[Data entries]

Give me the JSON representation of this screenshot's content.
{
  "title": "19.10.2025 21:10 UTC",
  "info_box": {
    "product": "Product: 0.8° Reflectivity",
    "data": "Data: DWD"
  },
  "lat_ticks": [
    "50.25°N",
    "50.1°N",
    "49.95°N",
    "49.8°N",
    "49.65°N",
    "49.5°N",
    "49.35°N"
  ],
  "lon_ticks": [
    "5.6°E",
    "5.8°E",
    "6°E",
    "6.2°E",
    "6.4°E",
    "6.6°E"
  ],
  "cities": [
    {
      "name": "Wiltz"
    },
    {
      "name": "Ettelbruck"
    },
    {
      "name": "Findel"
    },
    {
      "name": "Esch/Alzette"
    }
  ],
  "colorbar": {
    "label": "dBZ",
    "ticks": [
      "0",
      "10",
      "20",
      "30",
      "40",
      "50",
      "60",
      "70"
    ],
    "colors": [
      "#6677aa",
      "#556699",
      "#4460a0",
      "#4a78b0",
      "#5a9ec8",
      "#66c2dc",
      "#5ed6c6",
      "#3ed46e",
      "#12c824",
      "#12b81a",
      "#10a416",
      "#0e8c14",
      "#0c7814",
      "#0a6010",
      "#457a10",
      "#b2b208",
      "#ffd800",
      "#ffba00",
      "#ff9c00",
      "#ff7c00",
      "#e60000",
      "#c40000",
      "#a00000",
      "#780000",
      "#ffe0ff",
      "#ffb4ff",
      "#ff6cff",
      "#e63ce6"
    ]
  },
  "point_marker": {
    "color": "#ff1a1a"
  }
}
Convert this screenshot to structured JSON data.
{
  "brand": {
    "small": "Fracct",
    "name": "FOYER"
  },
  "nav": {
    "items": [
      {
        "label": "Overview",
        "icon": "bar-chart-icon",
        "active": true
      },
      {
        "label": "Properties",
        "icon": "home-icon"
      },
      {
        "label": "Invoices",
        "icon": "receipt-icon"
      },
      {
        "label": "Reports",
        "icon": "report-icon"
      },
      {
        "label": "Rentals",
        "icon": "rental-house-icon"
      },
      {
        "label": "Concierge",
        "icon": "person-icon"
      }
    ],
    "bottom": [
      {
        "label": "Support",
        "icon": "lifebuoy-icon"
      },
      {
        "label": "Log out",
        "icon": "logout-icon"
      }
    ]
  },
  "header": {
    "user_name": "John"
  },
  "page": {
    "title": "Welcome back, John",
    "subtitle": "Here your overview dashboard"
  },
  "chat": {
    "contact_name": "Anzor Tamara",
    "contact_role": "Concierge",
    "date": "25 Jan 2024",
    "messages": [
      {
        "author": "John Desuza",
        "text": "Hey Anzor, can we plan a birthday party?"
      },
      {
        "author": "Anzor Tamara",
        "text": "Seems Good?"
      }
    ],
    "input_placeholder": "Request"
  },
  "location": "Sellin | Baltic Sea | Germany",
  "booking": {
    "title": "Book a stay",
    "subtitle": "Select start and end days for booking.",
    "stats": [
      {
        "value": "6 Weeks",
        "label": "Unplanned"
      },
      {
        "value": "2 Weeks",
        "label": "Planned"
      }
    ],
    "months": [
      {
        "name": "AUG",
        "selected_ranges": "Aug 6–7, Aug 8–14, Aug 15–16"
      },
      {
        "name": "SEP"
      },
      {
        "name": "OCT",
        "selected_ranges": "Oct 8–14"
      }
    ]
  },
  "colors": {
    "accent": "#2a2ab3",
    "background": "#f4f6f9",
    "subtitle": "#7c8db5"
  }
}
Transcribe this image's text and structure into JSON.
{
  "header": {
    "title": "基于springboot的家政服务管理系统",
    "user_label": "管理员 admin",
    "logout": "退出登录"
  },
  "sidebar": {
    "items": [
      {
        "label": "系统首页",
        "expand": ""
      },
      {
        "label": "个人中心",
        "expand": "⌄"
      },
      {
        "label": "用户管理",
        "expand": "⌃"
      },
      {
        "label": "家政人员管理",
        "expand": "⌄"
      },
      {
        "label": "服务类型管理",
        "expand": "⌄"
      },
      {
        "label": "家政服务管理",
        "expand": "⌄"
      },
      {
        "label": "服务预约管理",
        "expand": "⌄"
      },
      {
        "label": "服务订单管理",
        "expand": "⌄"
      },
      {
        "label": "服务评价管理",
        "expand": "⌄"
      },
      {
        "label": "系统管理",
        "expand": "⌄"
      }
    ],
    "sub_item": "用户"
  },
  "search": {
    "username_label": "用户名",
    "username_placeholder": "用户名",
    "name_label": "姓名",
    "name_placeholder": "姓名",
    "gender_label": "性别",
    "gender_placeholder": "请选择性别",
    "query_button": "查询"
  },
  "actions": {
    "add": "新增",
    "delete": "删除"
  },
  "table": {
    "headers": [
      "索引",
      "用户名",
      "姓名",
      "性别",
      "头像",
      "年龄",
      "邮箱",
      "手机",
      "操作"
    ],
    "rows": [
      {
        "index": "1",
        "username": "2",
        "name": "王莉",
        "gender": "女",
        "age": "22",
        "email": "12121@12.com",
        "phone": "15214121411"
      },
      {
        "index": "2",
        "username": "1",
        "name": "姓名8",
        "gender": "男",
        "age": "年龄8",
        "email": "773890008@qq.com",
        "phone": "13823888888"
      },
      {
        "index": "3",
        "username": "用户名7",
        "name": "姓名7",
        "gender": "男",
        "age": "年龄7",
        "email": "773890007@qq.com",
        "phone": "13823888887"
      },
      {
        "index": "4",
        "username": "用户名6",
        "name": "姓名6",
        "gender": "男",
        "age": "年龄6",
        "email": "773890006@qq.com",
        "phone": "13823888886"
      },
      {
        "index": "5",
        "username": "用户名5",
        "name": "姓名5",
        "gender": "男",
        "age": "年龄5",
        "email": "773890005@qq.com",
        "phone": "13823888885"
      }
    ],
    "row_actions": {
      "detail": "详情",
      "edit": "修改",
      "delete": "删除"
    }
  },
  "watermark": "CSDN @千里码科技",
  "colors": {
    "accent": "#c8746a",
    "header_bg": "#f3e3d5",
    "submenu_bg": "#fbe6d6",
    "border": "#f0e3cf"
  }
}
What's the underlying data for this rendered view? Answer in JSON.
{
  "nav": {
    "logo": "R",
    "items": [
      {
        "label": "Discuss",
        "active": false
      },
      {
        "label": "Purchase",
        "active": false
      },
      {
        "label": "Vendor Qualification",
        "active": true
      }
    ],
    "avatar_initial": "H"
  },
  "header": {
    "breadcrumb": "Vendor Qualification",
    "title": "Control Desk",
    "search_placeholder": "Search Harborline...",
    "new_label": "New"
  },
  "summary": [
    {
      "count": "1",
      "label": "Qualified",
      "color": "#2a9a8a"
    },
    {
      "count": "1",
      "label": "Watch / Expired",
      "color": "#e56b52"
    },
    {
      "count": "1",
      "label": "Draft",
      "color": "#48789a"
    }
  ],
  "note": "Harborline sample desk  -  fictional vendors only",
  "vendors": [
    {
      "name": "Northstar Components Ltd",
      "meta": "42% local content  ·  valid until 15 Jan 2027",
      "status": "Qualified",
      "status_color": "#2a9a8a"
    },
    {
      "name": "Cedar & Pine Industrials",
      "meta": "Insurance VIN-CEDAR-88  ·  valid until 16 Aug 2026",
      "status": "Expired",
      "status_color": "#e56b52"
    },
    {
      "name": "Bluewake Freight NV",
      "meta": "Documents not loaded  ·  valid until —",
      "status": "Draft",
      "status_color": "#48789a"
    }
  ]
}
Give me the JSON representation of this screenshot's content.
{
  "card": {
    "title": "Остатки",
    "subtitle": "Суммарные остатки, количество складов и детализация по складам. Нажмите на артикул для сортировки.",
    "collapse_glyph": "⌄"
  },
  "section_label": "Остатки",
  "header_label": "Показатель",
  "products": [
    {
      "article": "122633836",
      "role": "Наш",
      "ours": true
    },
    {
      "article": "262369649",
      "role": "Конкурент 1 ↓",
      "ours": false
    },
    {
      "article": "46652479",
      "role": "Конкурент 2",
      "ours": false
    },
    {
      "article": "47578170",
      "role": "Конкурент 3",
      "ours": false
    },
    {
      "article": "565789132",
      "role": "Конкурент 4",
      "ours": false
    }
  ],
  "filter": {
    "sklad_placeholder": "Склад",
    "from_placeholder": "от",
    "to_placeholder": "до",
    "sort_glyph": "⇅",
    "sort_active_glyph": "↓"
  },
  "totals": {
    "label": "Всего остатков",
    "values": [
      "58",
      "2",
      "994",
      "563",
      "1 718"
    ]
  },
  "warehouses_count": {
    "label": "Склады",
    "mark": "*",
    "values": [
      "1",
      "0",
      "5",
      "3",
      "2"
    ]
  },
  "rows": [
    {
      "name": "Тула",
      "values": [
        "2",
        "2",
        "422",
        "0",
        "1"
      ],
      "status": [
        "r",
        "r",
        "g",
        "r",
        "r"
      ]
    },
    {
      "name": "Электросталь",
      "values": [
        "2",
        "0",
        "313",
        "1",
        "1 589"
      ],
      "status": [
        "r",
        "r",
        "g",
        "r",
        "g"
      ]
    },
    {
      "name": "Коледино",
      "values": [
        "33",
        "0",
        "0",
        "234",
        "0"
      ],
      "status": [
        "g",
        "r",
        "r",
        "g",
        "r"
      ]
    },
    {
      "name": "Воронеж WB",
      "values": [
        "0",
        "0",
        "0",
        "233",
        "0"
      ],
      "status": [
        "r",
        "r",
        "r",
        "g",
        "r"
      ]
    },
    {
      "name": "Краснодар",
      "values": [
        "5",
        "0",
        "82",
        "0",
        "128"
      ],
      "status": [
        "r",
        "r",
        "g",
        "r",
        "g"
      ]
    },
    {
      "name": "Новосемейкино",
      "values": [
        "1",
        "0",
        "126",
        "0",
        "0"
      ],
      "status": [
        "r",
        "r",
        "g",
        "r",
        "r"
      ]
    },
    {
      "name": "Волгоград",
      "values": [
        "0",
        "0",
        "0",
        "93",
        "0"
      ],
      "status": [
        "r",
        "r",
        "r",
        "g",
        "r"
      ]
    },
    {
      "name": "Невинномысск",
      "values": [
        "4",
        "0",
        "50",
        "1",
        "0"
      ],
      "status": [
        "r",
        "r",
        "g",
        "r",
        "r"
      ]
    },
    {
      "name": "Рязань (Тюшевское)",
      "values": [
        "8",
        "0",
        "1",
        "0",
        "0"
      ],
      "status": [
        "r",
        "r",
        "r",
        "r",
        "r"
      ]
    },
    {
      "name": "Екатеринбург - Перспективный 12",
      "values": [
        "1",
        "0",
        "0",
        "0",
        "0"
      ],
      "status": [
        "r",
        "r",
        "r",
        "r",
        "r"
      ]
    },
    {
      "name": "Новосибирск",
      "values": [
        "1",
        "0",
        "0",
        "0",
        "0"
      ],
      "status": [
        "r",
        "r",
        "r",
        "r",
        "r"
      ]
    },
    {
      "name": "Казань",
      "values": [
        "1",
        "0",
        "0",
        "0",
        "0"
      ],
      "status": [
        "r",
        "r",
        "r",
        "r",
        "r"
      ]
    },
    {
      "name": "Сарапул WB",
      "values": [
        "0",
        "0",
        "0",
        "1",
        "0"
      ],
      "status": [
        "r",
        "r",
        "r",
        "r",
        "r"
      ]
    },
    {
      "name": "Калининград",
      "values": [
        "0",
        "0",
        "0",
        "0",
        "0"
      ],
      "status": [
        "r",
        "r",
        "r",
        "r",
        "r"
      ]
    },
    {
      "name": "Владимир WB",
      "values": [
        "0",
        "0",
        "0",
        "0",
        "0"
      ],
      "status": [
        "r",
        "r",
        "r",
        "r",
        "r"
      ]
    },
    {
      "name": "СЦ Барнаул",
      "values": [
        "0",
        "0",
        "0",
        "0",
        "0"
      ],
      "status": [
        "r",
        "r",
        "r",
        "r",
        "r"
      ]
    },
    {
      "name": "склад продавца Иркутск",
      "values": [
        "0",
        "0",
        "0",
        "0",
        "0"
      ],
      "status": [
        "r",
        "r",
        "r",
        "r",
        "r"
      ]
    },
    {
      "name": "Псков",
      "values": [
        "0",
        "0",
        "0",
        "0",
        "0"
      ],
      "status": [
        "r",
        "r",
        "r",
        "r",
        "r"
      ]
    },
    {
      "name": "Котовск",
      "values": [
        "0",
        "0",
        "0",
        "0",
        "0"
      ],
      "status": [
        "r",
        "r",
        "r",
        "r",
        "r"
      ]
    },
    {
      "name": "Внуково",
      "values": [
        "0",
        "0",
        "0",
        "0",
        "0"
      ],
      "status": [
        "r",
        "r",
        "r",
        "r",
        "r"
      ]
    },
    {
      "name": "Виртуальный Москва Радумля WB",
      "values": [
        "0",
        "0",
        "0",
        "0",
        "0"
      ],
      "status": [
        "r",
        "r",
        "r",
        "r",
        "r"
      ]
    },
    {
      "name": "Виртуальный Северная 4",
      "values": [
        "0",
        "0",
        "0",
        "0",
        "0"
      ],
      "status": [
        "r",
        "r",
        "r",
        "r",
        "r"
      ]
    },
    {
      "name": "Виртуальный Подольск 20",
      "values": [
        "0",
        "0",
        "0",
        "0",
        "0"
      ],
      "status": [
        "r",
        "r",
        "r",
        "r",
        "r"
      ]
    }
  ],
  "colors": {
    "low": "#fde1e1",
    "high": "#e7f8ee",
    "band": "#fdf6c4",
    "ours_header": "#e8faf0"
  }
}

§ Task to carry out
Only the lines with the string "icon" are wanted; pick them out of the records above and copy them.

§ Exercise answer
        "icon": "bar-chart-icon",
        "icon": "home-icon"
        "icon": "receipt-icon"
        "icon": "report-icon"
        "icon": "rental-house-icon"
        "icon": "person-icon"
        "icon": "lifebuoy-icon"
        "icon": "logout-icon"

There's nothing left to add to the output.